Library could honor Johns
Published 9:14 pm Wednesday, March 1, 2017
Members of the Farmville Town Council are reaching out to county officials with an idea to name the Farmville-Prince Edward Community Library after civil rights pioneer Barbara Rose Johns.
Ward D Councilman and Vice Mayor A.D. “Chuckie” Reid initiated the discussion during the council’s Wednesday work session.
“(We) want to get with the county to see if we can name the library after Barbara Johns,” he said.
During its Feb. 8 council meeting, Mayor David Whitus appointed Reid chair of a committee to explore opportunities in recognizing Johns. Ward B Councilwoman Sally Thompson and At-Large Councilman Dan Dwyer also serve on the committee.
Once located downtown, the library is located at 1303 W. Third St. in Farmville.

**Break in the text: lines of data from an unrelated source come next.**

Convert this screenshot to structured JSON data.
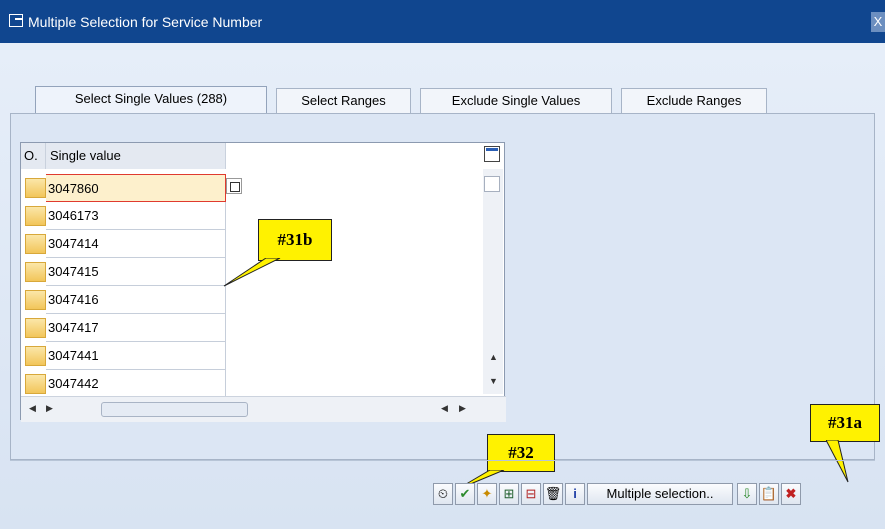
{
  "window": {
    "title": "Multiple Selection for Service Number",
    "close_label": "X"
  },
  "tabs": [
    {
      "label": "Select Single Values (288)",
      "active": true
    },
    {
      "label": "Select Ranges",
      "active": false
    },
    {
      "label": "Exclude Single Values",
      "active": false
    },
    {
      "label": "Exclude Ranges",
      "active": false
    }
  ],
  "grid": {
    "col_option": "O.",
    "col_value": "Single value",
    "rows": [
      "3047860",
      "3046173",
      "3047414",
      "3047415",
      "3047416",
      "3047417",
      "3047441",
      "3047442"
    ]
  },
  "callouts": {
    "c31b": "#31b",
    "c32": "#32",
    "c31a": "#31a"
  },
  "toolbar": {
    "multiple_selection": "Multiple selection..",
    "icons": [
      "clock-execute-icon",
      "check-icon",
      "multi-select-icon",
      "insert-line-icon",
      "delete-line-icon",
      "trash-icon",
      "info-icon",
      "import-icon",
      "paste-clipboard-icon",
      "cancel-icon"
    ]
  },
  "colors": {
    "titlebar": "#10468f",
    "callout": "#fff200",
    "accent": "#2b5fb5"
  }
}
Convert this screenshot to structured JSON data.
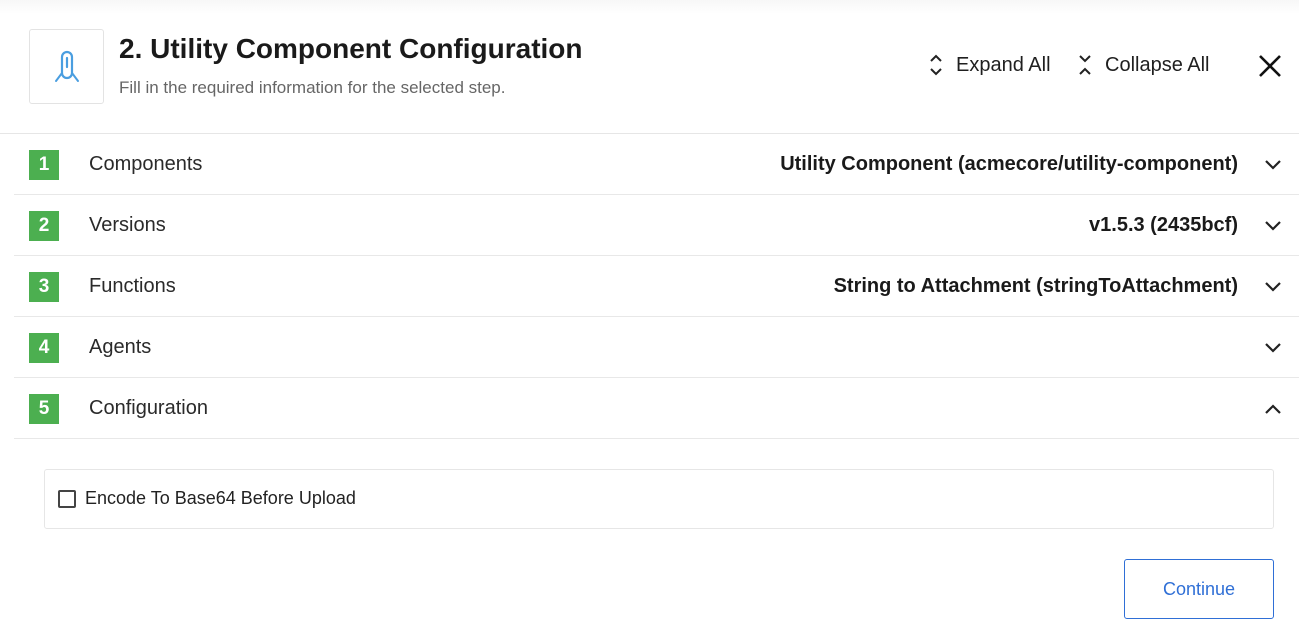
{
  "header": {
    "title": "2. Utility Component Configuration",
    "subtitle": "Fill in the required information for the selected step.",
    "expand_all_label": "Expand All",
    "collapse_all_label": "Collapse All",
    "logo_icon": "utility-component-icon",
    "close_icon": "close-icon"
  },
  "steps": [
    {
      "number": "1",
      "label": "Components",
      "value": "Utility Component (acmecore/utility-component)",
      "expanded": false
    },
    {
      "number": "2",
      "label": "Versions",
      "value": "v1.5.3 (2435bcf)",
      "expanded": false
    },
    {
      "number": "3",
      "label": "Functions",
      "value": "String to Attachment (stringToAttachment)",
      "expanded": false
    },
    {
      "number": "4",
      "label": "Agents",
      "value": "",
      "expanded": false
    },
    {
      "number": "5",
      "label": "Configuration",
      "value": "",
      "expanded": true
    }
  ],
  "configuration": {
    "encode_base64_label": "Encode To Base64 Before Upload",
    "encode_base64_checked": false
  },
  "footer": {
    "continue_label": "Continue"
  },
  "colors": {
    "step_badge": "#4caf50",
    "primary": "#2f6fd6",
    "logo_icon": "#4a9ee0"
  }
}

“I had talked to Gerry (Spates, town manager,) earlier … about the Barbara Johns project. I talked to Dan, and I haven’t talked to Sally, we haven’t met,” Reid said before raising the library as a possibility.
“Yeah, I think that’s a very interesting recommendation,” Whitus responded. “I did not know … that she was a librarian. Her life’s work was (as) a librarian. And, so, I think it would be most appropriate to name the library after her. But that’s a town-county (conversation).”
“It has to be joint,” Thompson said.
“We need to meet with them and see,” Reid noted, referencing county officials.
Johns worked in Philadelphia Public Schools in libraries for 24 years before she died in 1991.
“I think it’s very appropriate,” Whitus said of naming the library after Johns, reiterating what he said earlier.
The 16-year-old Johns led a group of students to walk out of the R.R. Moton High School in protest of the dilapidated conditions in 1951, paving the way for a lawsuit that led to the desegregation of the nation’s public schools.
Last Thursday, Gov. Terry McAuliffe dedicated a newly-renovated state office building in honor of Johns in Richmond.
The building, which houses the attorney general’s office, not only bears Johns’ name, but a portrait of her inside, along with a plaque commemorating the naming.
“I’m delighted to hear that the Farmville Town Council has decided to form a committee to explore how the town might honor Barbara Johns locally,” said Cameron Patterson, managing director of the Moton Museum and National Historic Landmark, in a previous interview regarding the town’s consideration of honoring Johns. “Recognition locally will serve as a powerful reminder to citizens of the impact that Barbara Johns and her classmates had and how young people can use the tools of democracy to create powerful change.”
Several weeks ago, state Sen. Mark Peake, R-Lynchburg, introduced a Senate Joint Resolution before his colleagues in the Virginia General Assembly that would designate April 23 of each year as Barbara Johns Day in Virginia.
The resolution has passed the House of Delegates and awaits McAuliffe’s signature.
“It’s hard to find words to express how we feel, but it’s wonderful,” said Joan Johns Cobbs, Barbara’s sister who marched with her in 1951. “It is an exciting time in our life because we have been through a lot … This seems to be the culmination of a lot of good things that have happened since she has passed.”